◆ Saved entries ◆
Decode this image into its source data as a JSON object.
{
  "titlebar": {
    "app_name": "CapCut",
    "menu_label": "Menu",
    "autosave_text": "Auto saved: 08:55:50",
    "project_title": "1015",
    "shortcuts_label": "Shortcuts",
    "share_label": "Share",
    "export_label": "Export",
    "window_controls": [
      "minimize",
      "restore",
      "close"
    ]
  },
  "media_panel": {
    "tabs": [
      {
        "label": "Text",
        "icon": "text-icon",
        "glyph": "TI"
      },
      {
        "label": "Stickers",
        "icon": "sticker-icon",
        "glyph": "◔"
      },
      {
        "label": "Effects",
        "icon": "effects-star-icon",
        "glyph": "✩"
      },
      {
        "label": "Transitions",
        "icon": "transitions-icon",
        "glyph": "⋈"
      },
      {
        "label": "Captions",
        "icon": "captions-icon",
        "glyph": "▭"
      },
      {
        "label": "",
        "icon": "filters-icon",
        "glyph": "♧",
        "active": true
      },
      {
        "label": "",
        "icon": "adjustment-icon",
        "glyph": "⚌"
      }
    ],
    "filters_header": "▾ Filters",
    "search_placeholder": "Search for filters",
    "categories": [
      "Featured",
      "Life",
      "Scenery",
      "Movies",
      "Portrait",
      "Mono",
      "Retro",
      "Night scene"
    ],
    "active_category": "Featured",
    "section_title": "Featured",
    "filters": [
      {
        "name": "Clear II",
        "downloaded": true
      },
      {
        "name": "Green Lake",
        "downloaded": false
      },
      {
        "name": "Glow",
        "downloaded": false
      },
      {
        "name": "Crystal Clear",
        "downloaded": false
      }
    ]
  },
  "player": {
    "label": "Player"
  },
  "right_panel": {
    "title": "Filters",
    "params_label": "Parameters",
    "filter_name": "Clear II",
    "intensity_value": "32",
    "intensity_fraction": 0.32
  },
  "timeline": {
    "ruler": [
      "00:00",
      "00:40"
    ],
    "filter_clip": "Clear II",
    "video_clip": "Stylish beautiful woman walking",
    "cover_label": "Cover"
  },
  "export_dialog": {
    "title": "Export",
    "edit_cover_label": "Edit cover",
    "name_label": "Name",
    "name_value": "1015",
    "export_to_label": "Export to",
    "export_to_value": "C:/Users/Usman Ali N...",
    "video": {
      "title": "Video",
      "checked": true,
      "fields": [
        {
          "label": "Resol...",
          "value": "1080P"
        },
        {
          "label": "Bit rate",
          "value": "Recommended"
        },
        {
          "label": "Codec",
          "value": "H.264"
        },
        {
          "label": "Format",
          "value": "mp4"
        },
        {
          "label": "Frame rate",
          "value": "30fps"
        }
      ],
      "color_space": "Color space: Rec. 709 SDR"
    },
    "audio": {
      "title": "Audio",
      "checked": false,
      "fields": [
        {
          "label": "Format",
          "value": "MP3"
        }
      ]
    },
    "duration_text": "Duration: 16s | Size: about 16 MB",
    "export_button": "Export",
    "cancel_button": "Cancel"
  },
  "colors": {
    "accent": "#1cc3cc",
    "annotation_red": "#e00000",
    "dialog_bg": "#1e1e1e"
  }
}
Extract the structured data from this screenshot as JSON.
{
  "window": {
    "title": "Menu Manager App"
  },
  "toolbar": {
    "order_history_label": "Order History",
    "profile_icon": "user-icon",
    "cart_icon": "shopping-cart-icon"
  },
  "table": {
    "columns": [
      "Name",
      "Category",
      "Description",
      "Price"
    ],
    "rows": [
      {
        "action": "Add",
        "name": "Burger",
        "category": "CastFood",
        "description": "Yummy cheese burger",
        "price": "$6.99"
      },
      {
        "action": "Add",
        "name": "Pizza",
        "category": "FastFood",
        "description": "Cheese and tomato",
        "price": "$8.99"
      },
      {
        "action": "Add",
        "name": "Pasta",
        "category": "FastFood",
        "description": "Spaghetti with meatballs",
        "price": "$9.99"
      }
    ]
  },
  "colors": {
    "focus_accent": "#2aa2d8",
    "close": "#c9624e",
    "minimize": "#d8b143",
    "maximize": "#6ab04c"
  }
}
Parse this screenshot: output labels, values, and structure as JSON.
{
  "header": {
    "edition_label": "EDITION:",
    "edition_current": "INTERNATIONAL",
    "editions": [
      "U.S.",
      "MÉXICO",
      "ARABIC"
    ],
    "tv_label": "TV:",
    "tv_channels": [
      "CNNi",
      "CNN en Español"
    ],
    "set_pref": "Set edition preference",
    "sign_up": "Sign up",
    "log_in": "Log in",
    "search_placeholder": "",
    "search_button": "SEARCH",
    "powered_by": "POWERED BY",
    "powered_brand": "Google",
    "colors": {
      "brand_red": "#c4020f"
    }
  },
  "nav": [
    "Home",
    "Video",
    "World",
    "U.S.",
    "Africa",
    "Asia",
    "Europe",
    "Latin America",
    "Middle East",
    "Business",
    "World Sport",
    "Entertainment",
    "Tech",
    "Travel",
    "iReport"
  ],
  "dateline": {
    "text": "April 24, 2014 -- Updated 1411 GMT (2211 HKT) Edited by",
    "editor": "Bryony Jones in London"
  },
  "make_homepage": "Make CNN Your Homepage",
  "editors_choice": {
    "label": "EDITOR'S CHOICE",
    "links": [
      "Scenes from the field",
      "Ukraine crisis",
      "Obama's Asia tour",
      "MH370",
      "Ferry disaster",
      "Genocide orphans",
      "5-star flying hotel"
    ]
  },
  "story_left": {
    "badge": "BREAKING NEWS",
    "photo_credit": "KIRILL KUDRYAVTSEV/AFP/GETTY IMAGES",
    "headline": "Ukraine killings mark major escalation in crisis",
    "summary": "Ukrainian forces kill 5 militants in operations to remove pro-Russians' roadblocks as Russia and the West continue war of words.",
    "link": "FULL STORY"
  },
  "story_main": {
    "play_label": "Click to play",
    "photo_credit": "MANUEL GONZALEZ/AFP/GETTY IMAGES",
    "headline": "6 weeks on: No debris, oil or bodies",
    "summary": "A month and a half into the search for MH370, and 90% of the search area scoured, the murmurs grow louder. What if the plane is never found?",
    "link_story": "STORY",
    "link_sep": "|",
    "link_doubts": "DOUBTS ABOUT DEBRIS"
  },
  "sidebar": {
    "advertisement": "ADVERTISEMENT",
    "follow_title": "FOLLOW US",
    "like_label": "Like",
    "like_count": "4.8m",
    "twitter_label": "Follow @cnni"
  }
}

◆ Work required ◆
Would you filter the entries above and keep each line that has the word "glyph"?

◆ Final answer ◆
        "glyph": "TI"
        "glyph": "◔"
        "glyph": "✩"
        "glyph": "⋈"
        "glyph": "▭"
        "glyph": "♧",
        "glyph": "⚌"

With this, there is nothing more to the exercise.